• Piggyback Meetings: Filipina Amina Rasul, head of the Council for Islam & Democracy, has become a good source for correspondent Simon Montlake on the security situation in the Philippines (see story). But his first contact with her was serendipitous. When Simon showed up for an interview with an American researcher, Amina was just finishing up a meeting with that researcher, who introduced the two.
When Simon arrived at a Starbucks in an upscale Manila district to meet Amina for this story on the US military presence in the Philippines, he noticed a letter on the table.
"So, being a nosy reporter, I said, 'Oh, what's that?' " Simon recalls.
Turns out it was a letter Amina had written to Undersecretary of State Karen Hughes, who had visited in January.
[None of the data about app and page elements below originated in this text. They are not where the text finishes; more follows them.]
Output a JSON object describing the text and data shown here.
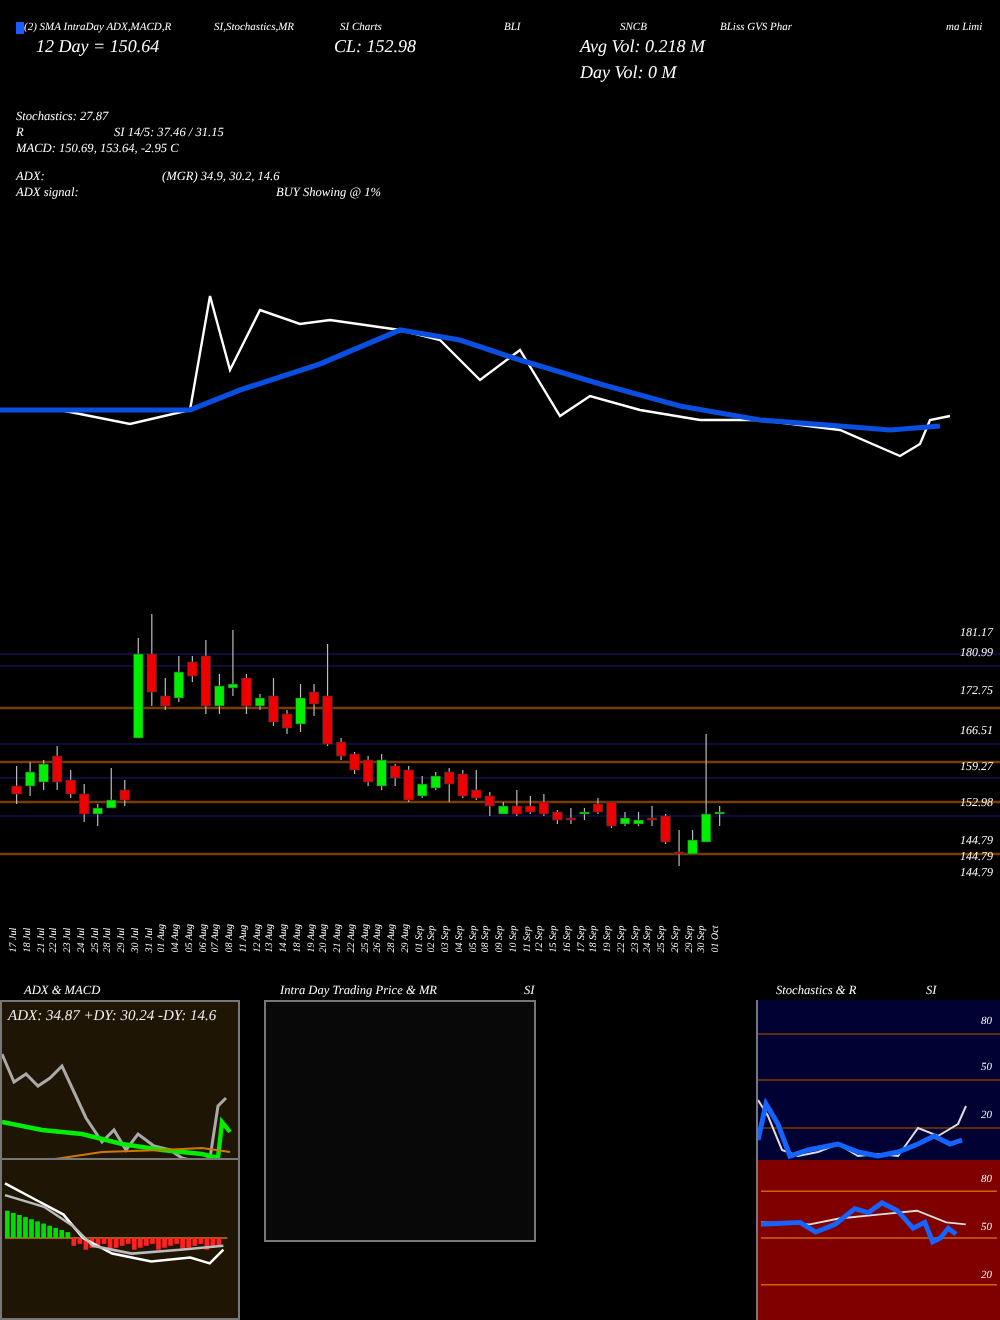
{
  "header": {
    "legend": [
      "(2) SMA IntraDay ADX,MACD,R",
      "SI,Stochastics,MR",
      "SI Charts",
      "BLI",
      "SNCB",
      "BLiss GVS Phar",
      "ma Limi"
    ],
    "sma": "12  Day = 150.64",
    "close": "CL: 152.98",
    "avg_vol": "Avg Vol: 0.218   M",
    "day_vol": "Day Vol: 0   M"
  },
  "stats": [
    {
      "label": "Stochastics: 27.87"
    },
    {
      "label": "R",
      "value": "SI 14/5: 37.46  / 31.15"
    },
    {
      "label": "MACD: 150.69,  153.64,  -2.95 C"
    },
    {
      "label": "ADX:",
      "value": "(MGR) 34.9,  30.2,  14.6"
    },
    {
      "label": "ADX  signal:",
      "value": "BUY Showing @ 1%"
    }
  ],
  "price_labels": [
    "181.17",
    "180.99",
    "172.75",
    "166.51",
    "159.27",
    "152.98",
    "144.79",
    "144.79",
    "144.79"
  ],
  "dates": [
    "17 Jul",
    "18 Jul",
    "21 Jul",
    "22 Jul",
    "23 Jul",
    "24 Jul",
    "25 Jul",
    "28 Jul",
    "29 Jul",
    "30 Jul",
    "31 Jul",
    "01 Aug",
    "04 Aug",
    "05 Aug",
    "06 Aug",
    "07 Aug",
    "08 Aug",
    "11 Aug",
    "12 Aug",
    "13 Aug",
    "14 Aug",
    "18 Aug",
    "19 Aug",
    "20 Aug",
    "21 Aug",
    "22 Aug",
    "25 Aug",
    "26 Aug",
    "28 Aug",
    "29 Aug",
    "01 Sep",
    "02 Sep",
    "03 Sep",
    "04 Sep",
    "05 Sep",
    "08 Sep",
    "09 Sep",
    "10 Sep",
    "11 Sep",
    "12 Sep",
    "15 Sep",
    "16 Sep",
    "17 Sep",
    "18 Sep",
    "19 Sep",
    "22 Sep",
    "23 Sep",
    "24 Sep",
    "25 Sep",
    "26 Sep",
    "29 Sep",
    "30 Sep",
    "01 Oct"
  ],
  "panels": {
    "adx_title": "ADX  & MACD",
    "adx_reading": "ADX: 34.87 +DY: 30.24  -DY: 14.6",
    "intraday_title": "Intra  Day Trading Price  & MR",
    "intraday_title_2": "SI",
    "stoch_title": "Stochastics & R",
    "stoch_title_2": "SI",
    "upper_ticks": [
      "80",
      "50",
      "20"
    ],
    "lower_ticks": [
      "80",
      "50",
      "20"
    ]
  }
}
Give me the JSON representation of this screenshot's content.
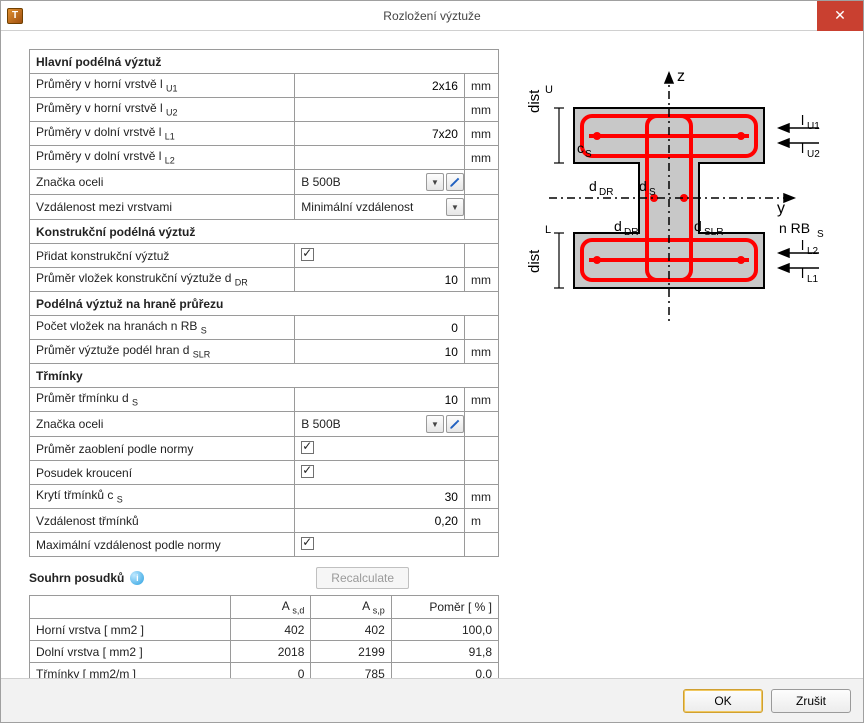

She urged Ms. Hughes to keep the US engaged, but to shift away from military support toward helping local democratic institutions, including the police, judiciary, and local government.
"I don't think she's gotten a reply yet," says Simon.
• Hopeful Orphans: In almost every African community she's visited, correspondent Stephanie Hanes has met orphans like Jose (see story).
For Stephanie, their stories – often very similar – are the hardest to tell.
"Emotionally, it's difficult to stay open to so many individual cases of sadness. Professionally, it's a challenge to make these stories something more than clichés of African woe," she explains.
But no matter how woeful their lives, she often finds the individuals have a sense of hope. For example, while an outsider might find Jose's story tragic, he doesn't see it that way. Today, he helps find homes for other orphans and is studying to be a lawyer. "I am happy," he told her. "We have a good future."
– Christa Case
Europe desk editor